### Material for this task
- Opening Delimiter -

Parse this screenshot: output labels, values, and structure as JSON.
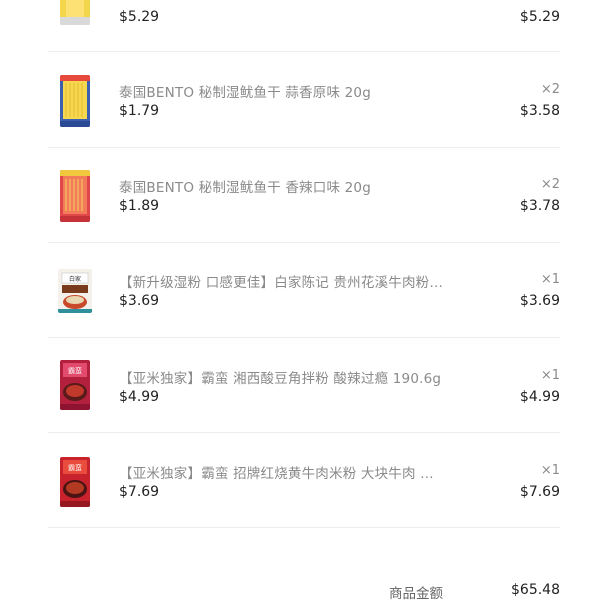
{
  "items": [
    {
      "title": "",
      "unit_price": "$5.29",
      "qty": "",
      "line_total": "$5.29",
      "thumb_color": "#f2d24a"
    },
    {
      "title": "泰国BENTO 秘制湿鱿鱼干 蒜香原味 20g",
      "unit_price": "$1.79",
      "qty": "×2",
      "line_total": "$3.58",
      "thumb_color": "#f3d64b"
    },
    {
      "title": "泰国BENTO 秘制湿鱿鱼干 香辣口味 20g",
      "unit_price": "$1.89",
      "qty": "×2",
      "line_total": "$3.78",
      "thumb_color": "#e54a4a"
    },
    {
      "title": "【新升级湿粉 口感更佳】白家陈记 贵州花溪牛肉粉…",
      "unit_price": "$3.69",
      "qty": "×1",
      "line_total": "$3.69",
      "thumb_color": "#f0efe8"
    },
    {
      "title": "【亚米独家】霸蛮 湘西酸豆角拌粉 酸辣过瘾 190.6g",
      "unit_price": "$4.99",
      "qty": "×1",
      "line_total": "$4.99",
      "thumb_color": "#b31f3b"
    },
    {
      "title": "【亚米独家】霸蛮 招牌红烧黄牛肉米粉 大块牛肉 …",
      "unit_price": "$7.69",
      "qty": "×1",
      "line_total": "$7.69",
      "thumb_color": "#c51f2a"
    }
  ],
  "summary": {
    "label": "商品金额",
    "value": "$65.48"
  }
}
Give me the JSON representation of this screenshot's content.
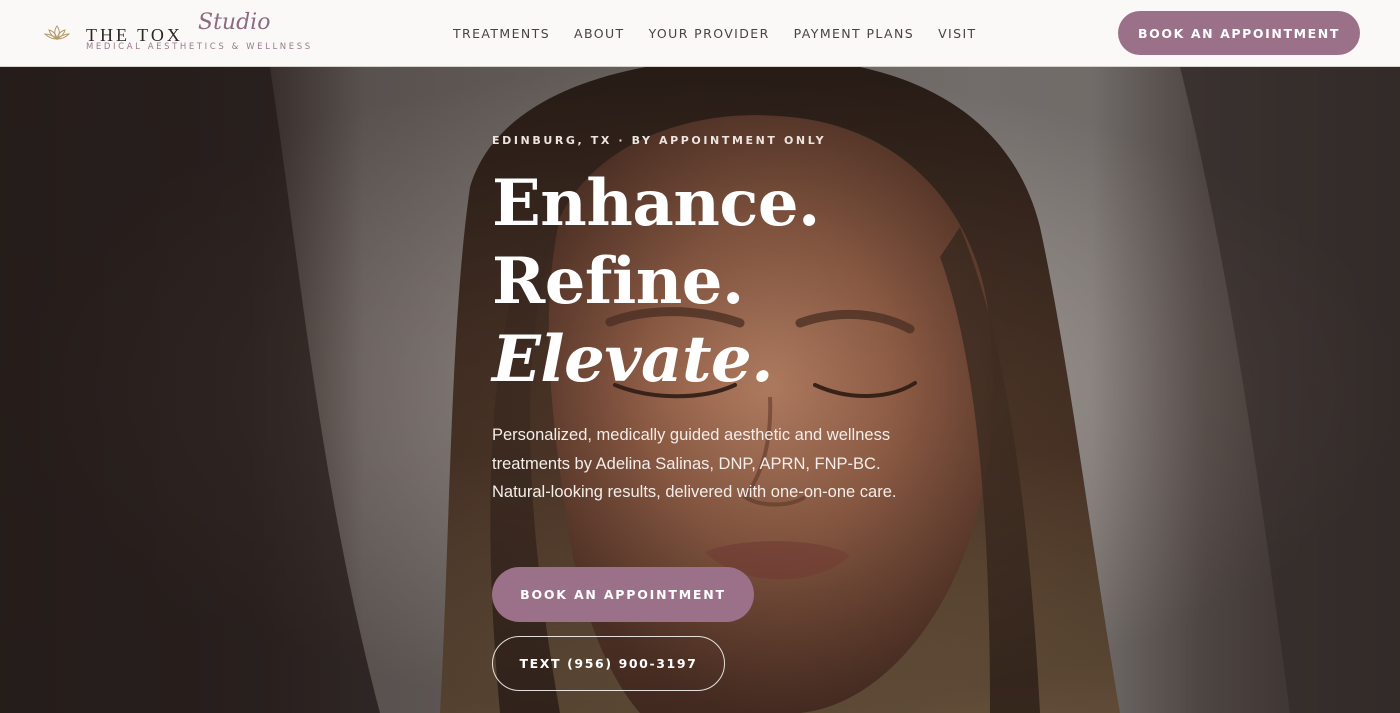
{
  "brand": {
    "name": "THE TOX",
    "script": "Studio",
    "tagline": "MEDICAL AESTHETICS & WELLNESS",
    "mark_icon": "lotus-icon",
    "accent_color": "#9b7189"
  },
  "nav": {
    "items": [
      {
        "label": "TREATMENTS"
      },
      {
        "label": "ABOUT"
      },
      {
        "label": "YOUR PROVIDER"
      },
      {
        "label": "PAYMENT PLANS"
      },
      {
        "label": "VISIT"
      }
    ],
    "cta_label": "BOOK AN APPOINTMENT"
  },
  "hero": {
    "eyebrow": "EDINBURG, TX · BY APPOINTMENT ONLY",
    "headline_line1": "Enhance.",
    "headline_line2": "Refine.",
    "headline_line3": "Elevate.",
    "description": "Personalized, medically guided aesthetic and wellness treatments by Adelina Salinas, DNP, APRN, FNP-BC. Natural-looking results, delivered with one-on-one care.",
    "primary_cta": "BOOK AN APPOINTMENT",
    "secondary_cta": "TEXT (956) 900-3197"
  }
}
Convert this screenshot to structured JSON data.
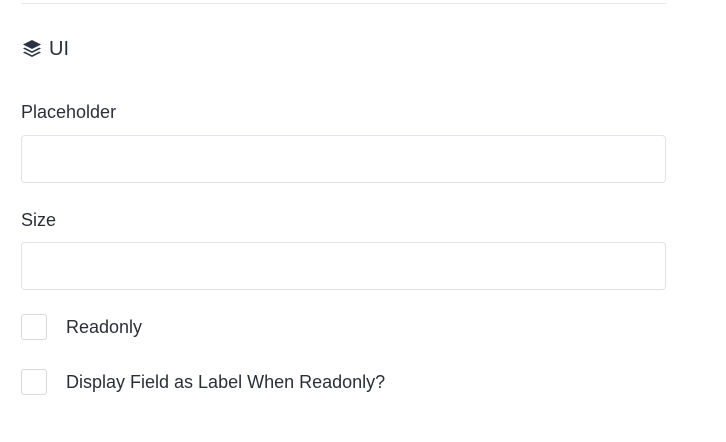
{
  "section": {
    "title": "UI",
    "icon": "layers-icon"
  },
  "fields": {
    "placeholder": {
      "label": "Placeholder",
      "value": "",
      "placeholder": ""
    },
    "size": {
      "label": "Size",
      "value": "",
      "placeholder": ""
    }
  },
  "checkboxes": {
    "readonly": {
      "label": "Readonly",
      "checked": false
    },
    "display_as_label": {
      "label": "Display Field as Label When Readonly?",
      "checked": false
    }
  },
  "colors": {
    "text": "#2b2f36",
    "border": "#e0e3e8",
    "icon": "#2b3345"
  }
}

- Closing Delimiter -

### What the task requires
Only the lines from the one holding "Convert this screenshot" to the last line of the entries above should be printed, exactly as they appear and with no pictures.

### Result for this task
Convert this screenshot to structured JSON data.
{
  "section": {
    "title": "UI",
    "icon": "layers-icon"
  },
  "fields": {
    "placeholder": {
      "label": "Placeholder",
      "value": "",
      "placeholder": ""
    },
    "size": {
      "label": "Size",
      "value": "",
      "placeholder": ""
    }
  },
  "checkboxes": {
    "readonly": {
      "label": "Readonly",
      "checked": false
    },
    "display_as_label": {
      "label": "Display Field as Label When Readonly?",
      "checked": false
    }
  },
  "colors": {
    "text": "#2b2f36",
    "border": "#e0e3e8",
    "icon": "#2b3345"
  }
}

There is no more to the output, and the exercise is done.